By: Maurice Gilbert
When I was a tennis coach, I would begin a training session with my student by communicating my objectives to her in advance of hitting the first ball. All throughout the lesson, I would provide relevant feedback so she would be able to make adjustments. Invariably, progress was made.
The best boss I ever had in a corporate environment did the same thing with me. He provided continuous feedback. An example of this was when he would request that I lead negotiations with our real estate partners. Prior to the meeting, we would map out our objectives and after the meeting, he would provide comprehensive feedback on my performance. My negotiation skills grew rapidly with his input. Point is, he didn’t wait for the once-a-year performance review to let me know his observations. He was always looking for those “teaching moments.”

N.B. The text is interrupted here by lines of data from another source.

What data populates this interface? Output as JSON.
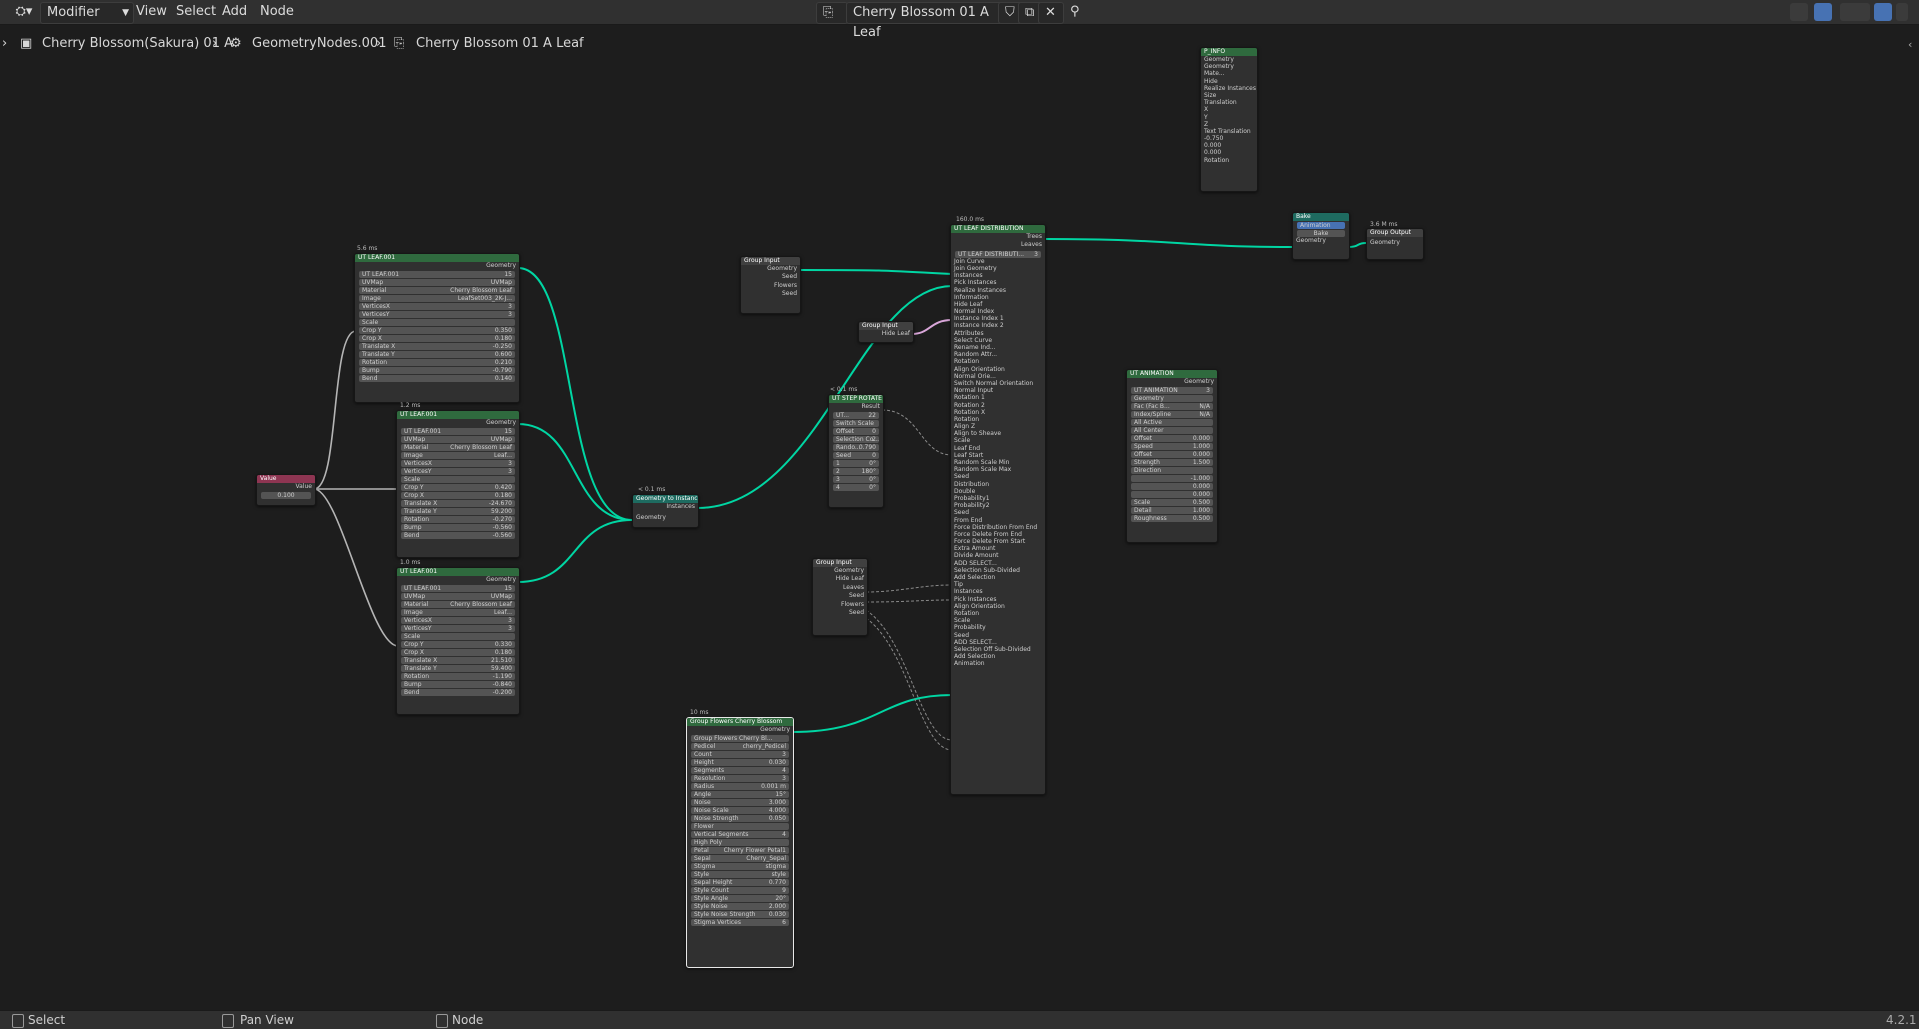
{
  "topbar": {
    "editor_type": "Modifier",
    "menus": [
      "View",
      "Select",
      "Add",
      "Node"
    ],
    "tree_name": "Cherry Blossom 01 A Leaf"
  },
  "breadcrumb": [
    "Cherry Blossom(Sakura) 01 A",
    "GeometryNodes.001",
    "Cherry Blossom 01 A Leaf"
  ],
  "status": {
    "select": "Select",
    "pan": "Pan View",
    "node": "Node",
    "version": "4.2.1"
  },
  "nodes": {
    "leaf1": {
      "timing": "5.6 ms",
      "title": "UT LEAF.001",
      "group": "UT LEAF.001",
      "users": "15",
      "rows": [
        {
          "l": "UVMap",
          "v": "UVMap"
        },
        {
          "l": "Material",
          "v": "Cherry Blossom Leaf"
        },
        {
          "l": "Image",
          "v": "LeafSet003_2K-J..."
        },
        {
          "l": "VerticesX",
          "v": "3"
        },
        {
          "l": "VerticesY",
          "v": "3"
        },
        {
          "l": "Scale",
          "v": ""
        },
        {
          "l": "Crop Y",
          "v": "0.350"
        },
        {
          "l": "Crop X",
          "v": "0.180"
        },
        {
          "l": "Translate X",
          "v": "-0.250"
        },
        {
          "l": "Translate Y",
          "v": "0.600"
        },
        {
          "l": "Rotation",
          "v": "0.210"
        },
        {
          "l": "Bump",
          "v": "-0.790"
        },
        {
          "l": "Bend",
          "v": "0.140"
        }
      ]
    },
    "leaf2": {
      "timing": "1.2 ms",
      "title": "UT LEAF.001",
      "group": "UT LEAF.001",
      "users": "15",
      "rows": [
        {
          "l": "UVMap",
          "v": "UVMap"
        },
        {
          "l": "Material",
          "v": "Cherry Blossom Leaf"
        },
        {
          "l": "Image",
          "v": "Leaf..."
        },
        {
          "l": "VerticesX",
          "v": "3"
        },
        {
          "l": "VerticesY",
          "v": "3"
        },
        {
          "l": "Scale",
          "v": ""
        },
        {
          "l": "Crop Y",
          "v": "0.420"
        },
        {
          "l": "Crop X",
          "v": "0.180"
        },
        {
          "l": "Translate X",
          "v": "-24.670"
        },
        {
          "l": "Translate Y",
          "v": "59.200"
        },
        {
          "l": "Rotation",
          "v": "-0.270"
        },
        {
          "l": "Bump",
          "v": "-0.560"
        },
        {
          "l": "Bend",
          "v": "-0.560"
        }
      ]
    },
    "leaf3": {
      "timing": "1.0 ms",
      "title": "UT LEAF.001",
      "group": "UT LEAF.001",
      "users": "15",
      "rows": [
        {
          "l": "UVMap",
          "v": "UVMap"
        },
        {
          "l": "Material",
          "v": "Cherry Blossom Leaf"
        },
        {
          "l": "Image",
          "v": "Leaf..."
        },
        {
          "l": "VerticesX",
          "v": "3"
        },
        {
          "l": "VerticesY",
          "v": "3"
        },
        {
          "l": "Scale",
          "v": ""
        },
        {
          "l": "Crop Y",
          "v": "0.330"
        },
        {
          "l": "Crop X",
          "v": "0.180"
        },
        {
          "l": "Translate X",
          "v": "21.510"
        },
        {
          "l": "Translate Y",
          "v": "59.400"
        },
        {
          "l": "Rotation",
          "v": "-1.190"
        },
        {
          "l": "Bump",
          "v": "-0.840"
        },
        {
          "l": "Bend",
          "v": "-0.200"
        }
      ]
    },
    "value": {
      "title": "Value",
      "label": "Value",
      "value": "0.100"
    },
    "g2i": {
      "timing": "< 0.1 ms",
      "title": "Geometry to Instance",
      "out": "Instances",
      "in": "Geometry"
    },
    "gi1": {
      "title": "Group Input",
      "rows": [
        "Geometry",
        "Seed",
        "Flowers",
        "Seed"
      ]
    },
    "hide": {
      "title": "Group Input",
      "row": "Hide Leaf"
    },
    "step": {
      "timing": "< 0.1 ms",
      "title": "UT STEP ROTATE",
      "group": "UT...",
      "users": "22",
      "rows": [
        {
          "l": "Switch Scale",
          "v": ""
        },
        {
          "l": "Offset",
          "v": "0"
        },
        {
          "l": "Selection Co...",
          "v": "2"
        },
        {
          "l": "Rando...",
          "v": "0.790"
        },
        {
          "l": "Seed",
          "v": "0"
        },
        {
          "l": "1",
          "v": "0°"
        },
        {
          "l": "2",
          "v": "180°"
        },
        {
          "l": "3",
          "v": "0°"
        },
        {
          "l": "4",
          "v": "0°"
        }
      ]
    },
    "dist": {
      "timing": "160.0 ms",
      "title": "UT LEAF DISTRIBUTION",
      "group": "UT LEAF DISTRIBUTI...",
      "users": "3",
      "rows": [
        "Join Curve",
        "Join Geometry",
        "Instances",
        "Pick Instances",
        "Realize Instances",
        "Information",
        "Hide Leaf",
        "Normal Index",
        "Instance Index 1",
        "Instance Index 2",
        "Attributes",
        "Select Curve",
        "Rename Ind...",
        "Random Attr...",
        "Rotation",
        "Align Orientation",
        "Normal Orie...",
        "Switch Normal Orientation",
        "Normal Input",
        "Rotation 1",
        "Rotation 2",
        "Rotation X",
        "Rotation",
        "Align Z",
        "Align to Sheave",
        "Scale",
        "Leaf End",
        "Leaf Start",
        "Random Scale Min",
        "Random Scale Max",
        "Seed",
        "Distribution",
        "Double",
        "Probability1",
        "Probability2",
        "Seed",
        "From End",
        "Force Distribution From End",
        "Force Delete From End",
        "Force Delete From Start",
        "Extra Amount",
        "Divide Amount",
        "ADD SELECT...",
        "Selection Sub-Divided",
        "Add Selection",
        "Tip",
        "Instances",
        "Pick Instances",
        "Align Orientation",
        "Rotation",
        "Scale",
        "Probability",
        "Seed",
        "ADD SELECT...",
        "Selection Off Sub-Divided",
        "Add Selection",
        "Animation"
      ]
    },
    "gi2": {
      "title": "Group Input",
      "rows": [
        "Geometry",
        "Hide Leaf",
        "Leaves",
        "Seed",
        "Flowers",
        "Seed"
      ]
    },
    "flowers": {
      "timing": "10 ms",
      "title": "Group Flowers Cherry Blossom",
      "group": "Group Flowers Cherry Bl...",
      "rows": [
        {
          "l": "Pedicel",
          "v": "cherry_Pedicel"
        },
        {
          "l": "Count",
          "v": "3"
        },
        {
          "l": "Height",
          "v": "0.030"
        },
        {
          "l": "Segments",
          "v": "4"
        },
        {
          "l": "Resolution",
          "v": "3"
        },
        {
          "l": "Radius",
          "v": "0.001 m"
        },
        {
          "l": "Angle",
          "v": "15°"
        },
        {
          "l": "Noise",
          "v": "3.000"
        },
        {
          "l": "Noise Scale",
          "v": "4.000"
        },
        {
          "l": "Noise Strength",
          "v": "0.050"
        },
        {
          "l": "Flower",
          "v": ""
        },
        {
          "l": "Vertical Segments",
          "v": "4"
        },
        {
          "l": "High Poly",
          "v": ""
        },
        {
          "l": "Petal",
          "v": "Cherry Flower Petal1"
        },
        {
          "l": "Sepal",
          "v": "Cherry_Sepal"
        },
        {
          "l": "Stigma",
          "v": "stigma"
        },
        {
          "l": "Style",
          "v": "style"
        },
        {
          "l": "Sepal Height",
          "v": "0.770"
        },
        {
          "l": "Style Count",
          "v": "9"
        },
        {
          "l": "Style Angle",
          "v": "20°"
        },
        {
          "l": "Style Noise",
          "v": "2.000"
        },
        {
          "l": "Style Noise Strength",
          "v": "0.030"
        },
        {
          "l": "Stigma Vertices",
          "v": "6"
        }
      ]
    },
    "pinfo": {
      "title": "P_INFO",
      "rows": [
        "Geometry",
        "Geometry",
        "Mate...",
        "Hide",
        "Realize Instances",
        "Size",
        "Translation",
        "X",
        "Y",
        "Z",
        "Text Translation",
        "-0.750",
        "0.000",
        "0.000",
        "Rotation"
      ]
    },
    "anim": {
      "title": "UT ANIMATION",
      "group": "UT ANIMATION",
      "users": "3",
      "rows": [
        {
          "l": "Geometry",
          "v": ""
        },
        {
          "l": "Fac (Fac B...",
          "v": "N/A"
        },
        {
          "l": "Index/Spline",
          "v": "N/A"
        },
        {
          "l": "All Active",
          "v": ""
        },
        {
          "l": "All Center",
          "v": ""
        },
        {
          "l": "Offset",
          "v": "0.000"
        },
        {
          "l": "Speed",
          "v": "1.000"
        },
        {
          "l": "Offset",
          "v": "0.000"
        },
        {
          "l": "Strength",
          "v": "1.500"
        },
        {
          "l": "Direction",
          "v": ""
        },
        {
          "l": "",
          "v": "-1.000"
        },
        {
          "l": "",
          "v": "0.000"
        },
        {
          "l": "",
          "v": "0.000"
        },
        {
          "l": "Scale",
          "v": "0.500"
        },
        {
          "l": "Detail",
          "v": "1.000"
        },
        {
          "l": "Roughness",
          "v": "0.500"
        }
      ]
    },
    "bake": {
      "title": "Bake",
      "row1": "Animation",
      "row2": "Bake",
      "row3": "Geometry"
    },
    "output": {
      "timing": "3.6 M ms",
      "title": "Group Output",
      "row": "Geometry"
    }
  },
  "colors": {
    "link": "#00d6a3",
    "link_gray": "#b5b5b5",
    "link_pink": "#d9a6d9",
    "accent": "#4772b3"
  }
}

The other great tool my boss used was to ask me questions after he observed me in negotiations. Questions like, Was that the optimal outcome? If not, what would have been? What steps might you take next time to achieve the outcome you’re looking for? Point being, he didn’t tell me what do to. On the contrary, he taught me how to think.
I encourage you to try the continuous feedback approach. You’ll be amazed at how quickly your staff will grow and stay motivated.
Maurice Gilbert is Managing Partner of Conselium Executive Search, which specializes in placing Compliance Officers and Legal Counsel for clients in the U.S., Europe, Latin America and Asia Pacific. Maurice is also CEO of Corporate Compliance Insights, a worldwide publication devoted to governance, risk and compliance issues. Maurice can be reached at email@example.com or firstname.lastname@example.org.Published by Conselium Executive Search, the global leader in compliance search. Conselium also publishes Corporate Compliance Insights, the Web's premier source for GRC news, opinion, jobs and events.